According to Sigmund Freud, the founder of psychoanalytic theory, the mind can be divided into three separate parts with varying purposes:

  1. The conscious part includes what we can sense in the moment—thoughts, memories, feelings, and wishes.
  2. The preconscious part consists of memories we can pull into our conscious on cue for a specific purpose. For example, you walk into a restaurant to have lunch with a friend, peruse the menu, and say, “What do you like here?” Looking at the menu will prompt your friend to remember.
  3. The unconscious part comprises the bulk of our minds—unpleasant or unacceptable thoughts, memories, habits, urges, reactions, and feelings outside the realm of our conscious awareness, such as anxiety and shame, conflict and broken hearts.
Image courtesy of https://www.verywellmind.com/what-is-the-unconscious-2796004

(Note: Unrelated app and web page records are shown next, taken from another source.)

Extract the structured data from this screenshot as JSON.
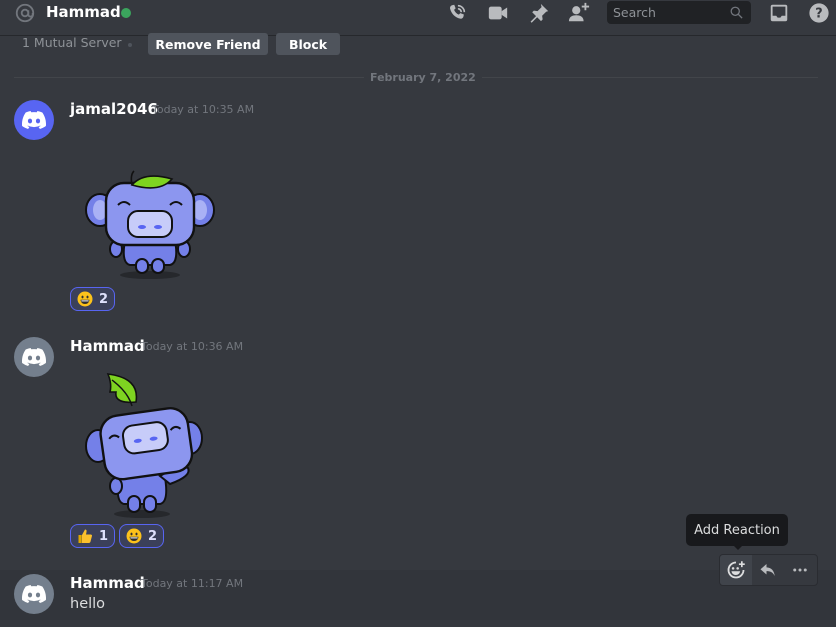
{
  "header": {
    "title": "Hammad",
    "status": "online",
    "status_color": "#3ba55d",
    "icons": [
      "at-icon",
      "start-voice-call-icon",
      "start-video-call-icon",
      "pinned-messages-icon",
      "add-friends-to-dm-icon",
      "inbox-icon",
      "help-icon"
    ],
    "search": {
      "placeholder": "Search",
      "value": ""
    }
  },
  "profile_bar": {
    "mutual_servers": "1 Mutual Server",
    "remove_friend_label": "Remove Friend",
    "block_label": "Block"
  },
  "date_divider": "February 7, 2022",
  "messages": [
    {
      "author": "jamal2046",
      "timestamp": "Today at 10:35 AM",
      "avatar_color": "#5865f2",
      "content_type": "sticker",
      "sticker": "wumpus-leaf-smiling",
      "reactions": [
        {
          "emoji": "grinning-face",
          "count": "2"
        }
      ]
    },
    {
      "author": "Hammad",
      "timestamp": "Today at 10:36 AM",
      "avatar_color": "#747f8d",
      "content_type": "sticker",
      "sticker": "wumpus-leaf-waving",
      "reactions": [
        {
          "emoji": "thumbs-up",
          "count": "1"
        },
        {
          "emoji": "grinning-face",
          "count": "2"
        }
      ]
    },
    {
      "author": "Hammad",
      "timestamp": "Today at 11:17 AM",
      "avatar_color": "#747f8d",
      "content_type": "text",
      "text": "hello"
    }
  ],
  "message_actions": {
    "tooltip": "Add Reaction",
    "buttons": [
      "add-reaction",
      "reply",
      "more"
    ]
  }
}
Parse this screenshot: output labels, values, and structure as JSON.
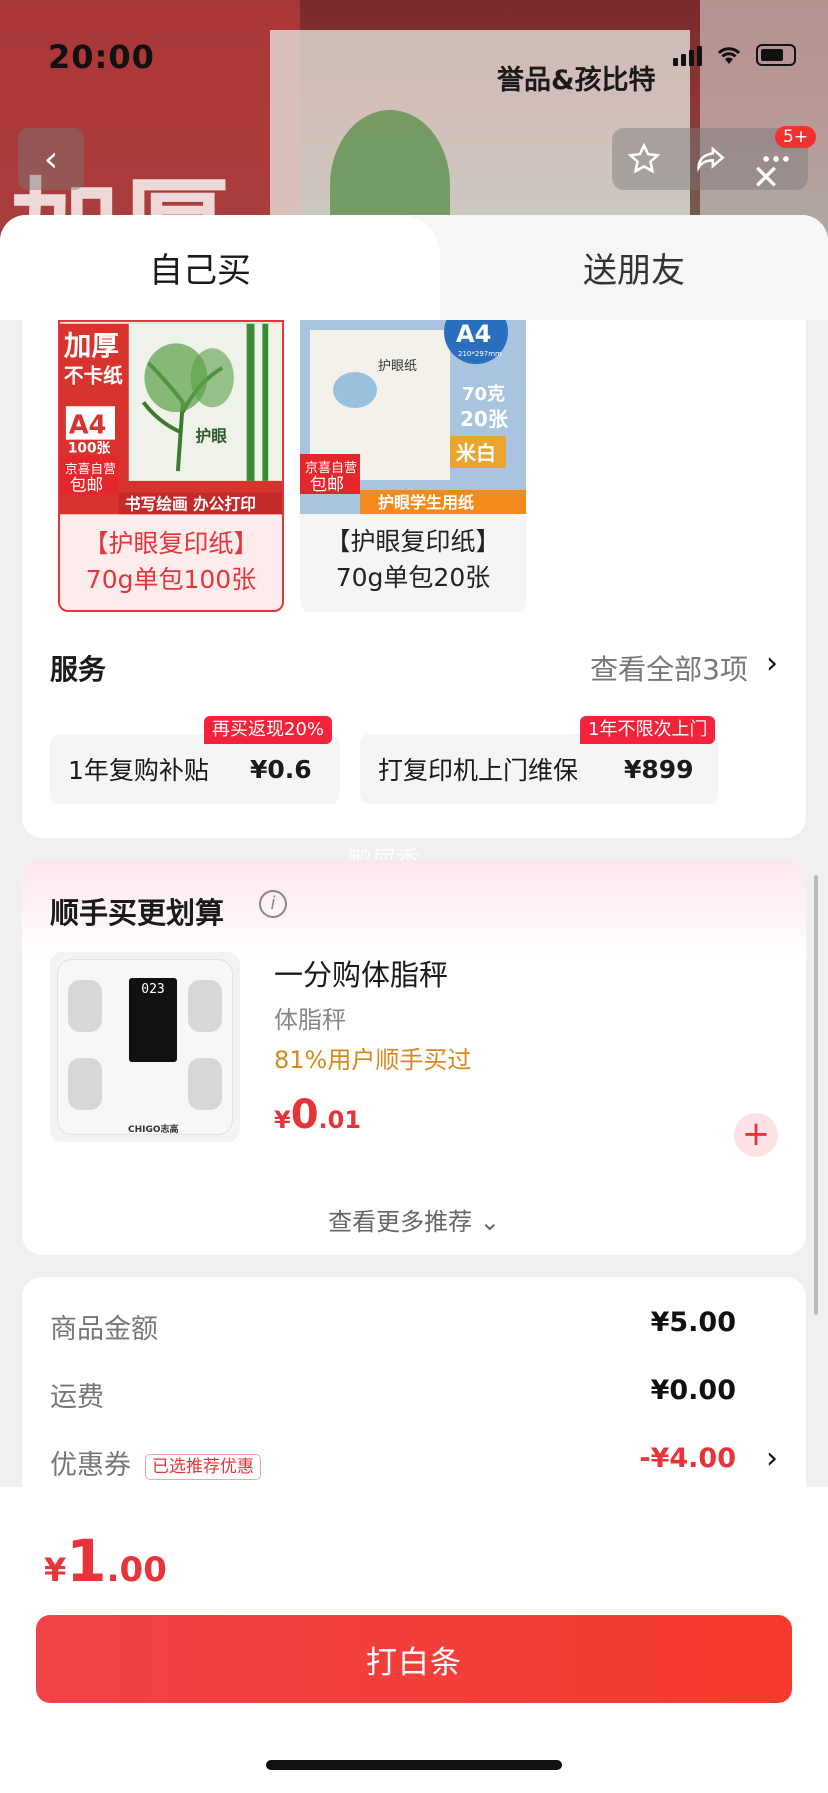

Freud compared the levels of the mind to an iceberg. Above the surface, you see the tip of the iceberg representing the conscious. Below the water, observable at surface level is the preconscious. The massive part of the iceberg extending too deep to be visible represents the unconscious. According to Freud, the unconscious mind affects our behavior and experiences without our awareness or understanding. We all have a storehouse of memories and emotions that we push down deep to forget. Verywellmind.com explains it all very well and dedicates a whole page to psychotherapy. It has been shown that continued self-examination leads to emotional growth over time, and I’m all for growth of any kind.

So as my throat splotches red and I contemplate why people (including myself) do what they do and say what they say and make the same mistakes over and over, the answer according to Freud is pretty simple after all.